- **PROBLEM TO WORK ON**: Reproduce each record exactly, leaving out no line.

- **DATA EXTRACT**:

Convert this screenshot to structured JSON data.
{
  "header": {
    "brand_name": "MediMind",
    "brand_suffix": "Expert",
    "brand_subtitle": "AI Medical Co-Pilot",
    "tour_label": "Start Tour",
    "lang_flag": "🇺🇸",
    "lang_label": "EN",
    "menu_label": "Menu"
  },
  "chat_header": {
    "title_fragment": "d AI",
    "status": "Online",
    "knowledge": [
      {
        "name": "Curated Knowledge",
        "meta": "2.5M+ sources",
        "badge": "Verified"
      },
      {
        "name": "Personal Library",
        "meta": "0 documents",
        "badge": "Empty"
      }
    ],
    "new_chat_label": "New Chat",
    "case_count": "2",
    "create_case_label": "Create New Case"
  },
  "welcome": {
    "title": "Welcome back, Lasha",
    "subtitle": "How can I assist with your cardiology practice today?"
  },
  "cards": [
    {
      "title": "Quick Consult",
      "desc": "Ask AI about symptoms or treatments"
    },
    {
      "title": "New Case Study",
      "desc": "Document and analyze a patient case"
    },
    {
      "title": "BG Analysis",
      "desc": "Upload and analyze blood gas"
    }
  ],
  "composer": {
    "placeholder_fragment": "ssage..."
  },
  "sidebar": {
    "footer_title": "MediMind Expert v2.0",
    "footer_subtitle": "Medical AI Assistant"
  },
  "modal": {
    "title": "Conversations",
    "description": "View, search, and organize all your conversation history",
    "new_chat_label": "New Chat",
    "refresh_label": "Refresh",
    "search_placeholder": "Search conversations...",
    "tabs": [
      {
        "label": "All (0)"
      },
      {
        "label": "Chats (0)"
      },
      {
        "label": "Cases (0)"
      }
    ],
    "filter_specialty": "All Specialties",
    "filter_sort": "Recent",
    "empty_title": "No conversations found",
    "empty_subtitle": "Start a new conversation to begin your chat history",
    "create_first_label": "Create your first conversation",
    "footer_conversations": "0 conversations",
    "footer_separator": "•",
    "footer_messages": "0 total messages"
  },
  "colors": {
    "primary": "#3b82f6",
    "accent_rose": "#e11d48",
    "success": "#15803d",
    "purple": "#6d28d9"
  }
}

- **RESULT BELOW**:
Convert this screenshot to structured JSON data.
{
  "header": {
    "brand_name": "MediMind",
    "brand_suffix": "Expert",
    "brand_subtitle": "AI Medical Co-Pilot",
    "tour_label": "Start Tour",
    "lang_flag": "🇺🇸",
    "lang_label": "EN",
    "menu_label": "Menu"
  },
  "chat_header": {
    "title_fragment": "d AI",
    "status": "Online",
    "knowledge": [
      {
        "name": "Curated Knowledge",
        "meta": "2.5M+ sources",
        "badge": "Verified"
      },
      {
        "name": "Personal Library",
        "meta": "0 documents",
        "badge": "Empty"
      }
    ],
    "new_chat_label": "New Chat",
    "case_count": "2",
    "create_case_label": "Create New Case"
  },
  "welcome": {
    "title": "Welcome back, Lasha",
    "subtitle": "How can I assist with your cardiology practice today?"
  },
  "cards": [
    {
      "title": "Quick Consult",
      "desc": "Ask AI about symptoms or treatments"
    },
    {
      "title": "New Case Study",
      "desc": "Document and analyze a patient case"
    },
    {
      "title": "BG Analysis",
      "desc": "Upload and analyze blood gas"
    }
  ],
  "composer": {
    "placeholder_fragment": "ssage..."
  },
  "sidebar": {
    "footer_title": "MediMind Expert v2.0",
    "footer_subtitle": "Medical AI Assistant"
  },
  "modal": {
    "title": "Conversations",
    "description": "View, search, and organize all your conversation history",
    "new_chat_label": "New Chat",
    "refresh_label": "Refresh",
    "search_placeholder": "Search conversations...",
    "tabs": [
      {
        "label": "All (0)"
      },
      {
        "label": "Chats (0)"
      },
      {
        "label": "Cases (0)"
      }
    ],
    "filter_specialty": "All Specialties",
    "filter_sort": "Recent",
    "empty_title": "No conversations found",
    "empty_subtitle": "Start a new conversation to begin your chat history",
    "create_first_label": "Create your first conversation",
    "footer_conversations": "0 conversations",
    "footer_separator": "•",
    "footer_messages": "0 total messages"
  },
  "colors": {
    "primary": "#3b82f6",
    "accent_rose": "#e11d48",
    "success": "#15803d",
    "purple": "#6d28d9"
  }
}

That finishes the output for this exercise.